# What is expected:
Set down the entries below exactly as written.

----

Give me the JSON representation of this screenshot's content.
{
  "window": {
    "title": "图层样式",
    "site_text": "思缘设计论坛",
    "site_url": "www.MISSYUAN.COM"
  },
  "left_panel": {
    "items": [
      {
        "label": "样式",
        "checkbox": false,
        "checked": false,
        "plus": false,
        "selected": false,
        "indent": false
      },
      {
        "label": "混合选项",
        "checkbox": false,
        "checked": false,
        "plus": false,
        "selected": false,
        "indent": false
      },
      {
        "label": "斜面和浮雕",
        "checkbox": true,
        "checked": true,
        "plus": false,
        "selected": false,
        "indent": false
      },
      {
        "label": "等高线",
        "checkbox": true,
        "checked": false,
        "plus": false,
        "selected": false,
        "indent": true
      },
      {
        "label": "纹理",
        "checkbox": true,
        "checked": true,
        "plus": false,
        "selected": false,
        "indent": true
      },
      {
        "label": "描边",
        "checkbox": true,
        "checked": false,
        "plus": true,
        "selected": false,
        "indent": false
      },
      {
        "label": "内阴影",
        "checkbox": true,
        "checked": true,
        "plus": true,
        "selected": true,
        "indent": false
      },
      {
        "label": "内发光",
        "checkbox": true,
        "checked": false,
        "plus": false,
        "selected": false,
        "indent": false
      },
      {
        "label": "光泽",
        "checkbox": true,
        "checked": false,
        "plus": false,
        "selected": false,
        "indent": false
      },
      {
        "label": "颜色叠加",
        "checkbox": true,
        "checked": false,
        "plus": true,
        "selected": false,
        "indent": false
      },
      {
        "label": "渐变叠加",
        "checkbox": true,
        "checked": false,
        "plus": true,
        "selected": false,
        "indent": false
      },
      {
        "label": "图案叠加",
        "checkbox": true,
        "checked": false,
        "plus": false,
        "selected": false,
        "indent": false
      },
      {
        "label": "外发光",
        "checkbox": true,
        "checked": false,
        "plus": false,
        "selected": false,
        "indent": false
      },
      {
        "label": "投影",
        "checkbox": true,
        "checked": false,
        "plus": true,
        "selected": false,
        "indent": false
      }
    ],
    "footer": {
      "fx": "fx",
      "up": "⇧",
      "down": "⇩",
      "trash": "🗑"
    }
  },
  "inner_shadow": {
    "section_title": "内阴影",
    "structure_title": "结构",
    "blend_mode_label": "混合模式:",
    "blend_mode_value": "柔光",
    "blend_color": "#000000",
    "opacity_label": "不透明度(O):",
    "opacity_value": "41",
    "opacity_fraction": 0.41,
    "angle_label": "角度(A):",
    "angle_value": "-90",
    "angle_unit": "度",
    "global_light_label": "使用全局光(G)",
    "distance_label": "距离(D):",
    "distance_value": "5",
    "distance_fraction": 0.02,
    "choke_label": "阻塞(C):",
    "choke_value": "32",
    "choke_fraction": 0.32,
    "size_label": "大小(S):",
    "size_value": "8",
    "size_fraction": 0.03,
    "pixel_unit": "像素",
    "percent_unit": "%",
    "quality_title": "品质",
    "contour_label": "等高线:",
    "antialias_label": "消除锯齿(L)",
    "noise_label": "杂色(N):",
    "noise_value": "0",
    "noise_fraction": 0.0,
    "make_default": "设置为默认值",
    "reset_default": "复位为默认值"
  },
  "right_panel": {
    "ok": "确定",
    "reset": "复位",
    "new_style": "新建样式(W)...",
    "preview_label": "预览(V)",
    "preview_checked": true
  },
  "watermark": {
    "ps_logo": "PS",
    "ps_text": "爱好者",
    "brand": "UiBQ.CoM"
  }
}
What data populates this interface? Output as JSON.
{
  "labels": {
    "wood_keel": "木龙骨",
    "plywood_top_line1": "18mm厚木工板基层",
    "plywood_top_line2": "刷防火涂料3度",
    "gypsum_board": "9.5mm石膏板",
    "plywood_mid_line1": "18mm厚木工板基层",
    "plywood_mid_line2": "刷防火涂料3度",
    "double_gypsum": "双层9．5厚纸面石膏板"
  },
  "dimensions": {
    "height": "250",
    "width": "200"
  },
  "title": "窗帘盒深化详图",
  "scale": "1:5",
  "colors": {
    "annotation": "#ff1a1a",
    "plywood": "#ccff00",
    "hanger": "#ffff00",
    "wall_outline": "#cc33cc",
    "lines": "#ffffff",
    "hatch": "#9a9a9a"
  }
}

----

# Response box:
Give me the JSON representation of this screenshot's content.
{
  "window": {
    "title": "图层样式",
    "site_text": "思缘设计论坛",
    "site_url": "www.MISSYUAN.COM"
  },
  "left_panel": {
    "items": [
      {
        "label": "样式",
        "checkbox": false,
        "checked": false,
        "plus": false,
        "selected": false,
        "indent": false
      },
      {
        "label": "混合选项",
        "checkbox": false,
        "checked": false,
        "plus": false,
        "selected": false,
        "indent": false
      },
      {
        "label": "斜面和浮雕",
        "checkbox": true,
        "checked": true,
        "plus": false,
        "selected": false,
        "indent": false
      },
      {
        "label": "等高线",
        "checkbox": true,
        "checked": false,
        "plus": false,
        "selected": false,
        "indent": true
      },
      {
        "label": "纹理",
        "checkbox": true,
        "checked": true,
        "plus": false,
        "selected": false,
        "indent": true
      },
      {
        "label": "描边",
        "checkbox": true,
        "checked": false,
        "plus": true,
        "selected": false,
        "indent": false
      },
      {
        "label": "内阴影",
        "checkbox": true,
        "checked": true,
        "plus": true,
        "selected": true,
        "indent": false
      },
      {
        "label": "内发光",
        "checkbox": true,
        "checked": false,
        "plus": false,
        "selected": false,
        "indent": false
      },
      {
        "label": "光泽",
        "checkbox": true,
        "checked": false,
        "plus": false,
        "selected": false,
        "indent": false
      },
      {
        "label": "颜色叠加",
        "checkbox": true,
        "checked": false,
        "plus": true,
        "selected": false,
        "indent": false
      },
      {
        "label": "渐变叠加",
        "checkbox": true,
        "checked": false,
        "plus": true,
        "selected": false,
        "indent": false
      },
      {
        "label": "图案叠加",
        "checkbox": true,
        "checked": false,
        "plus": false,
        "selected": false,
        "indent": false
      },
      {
        "label": "外发光",
        "checkbox": true,
        "checked": false,
        "plus": false,
        "selected": false,
        "indent": false
      },
      {
        "label": "投影",
        "checkbox": true,
        "checked": false,
        "plus": true,
        "selected": false,
        "indent": false
      }
    ],
    "footer": {
      "fx": "fx",
      "up": "⇧",
      "down": "⇩",
      "trash": "🗑"
    }
  },
  "inner_shadow": {
    "section_title": "内阴影",
    "structure_title": "结构",
    "blend_mode_label": "混合模式:",
    "blend_mode_value": "柔光",
    "blend_color": "#000000",
    "opacity_label": "不透明度(O):",
    "opacity_value": "41",
    "opacity_fraction": 0.41,
    "angle_label": "角度(A):",
    "angle_value": "-90",
    "angle_unit": "度",
    "global_light_label": "使用全局光(G)",
    "distance_label": "距离(D):",
    "distance_value": "5",
    "distance_fraction": 0.02,
    "choke_label": "阻塞(C):",
    "choke_value": "32",
    "choke_fraction": 0.32,
    "size_label": "大小(S):",
    "size_value": "8",
    "size_fraction": 0.03,
    "pixel_unit": "像素",
    "percent_unit": "%",
    "quality_title": "品质",
    "contour_label": "等高线:",
    "antialias_label": "消除锯齿(L)",
    "noise_label": "杂色(N):",
    "noise_value": "0",
    "noise_fraction": 0.0,
    "make_default": "设置为默认值",
    "reset_default": "复位为默认值"
  },
  "right_panel": {
    "ok": "确定",
    "reset": "复位",
    "new_style": "新建样式(W)...",
    "preview_label": "预览(V)",
    "preview_checked": true
  },
  "watermark": {
    "ps_logo": "PS",
    "ps_text": "爱好者",
    "brand": "UiBQ.CoM"
  }
}
What data populates this interface? Output as JSON.
{
  "labels": {
    "wood_keel": "木龙骨",
    "plywood_top_line1": "18mm厚木工板基层",
    "plywood_top_line2": "刷防火涂料3度",
    "gypsum_board": "9.5mm石膏板",
    "plywood_mid_line1": "18mm厚木工板基层",
    "plywood_mid_line2": "刷防火涂料3度",
    "double_gypsum": "双层9．5厚纸面石膏板"
  },
  "dimensions": {
    "height": "250",
    "width": "200"
  },
  "title": "窗帘盒深化详图",
  "scale": "1:5",
  "colors": {
    "annotation": "#ff1a1a",
    "plywood": "#ccff00",
    "hanger": "#ffff00",
    "wall_outline": "#cc33cc",
    "lines": "#ffffff",
    "hatch": "#9a9a9a"
  }
}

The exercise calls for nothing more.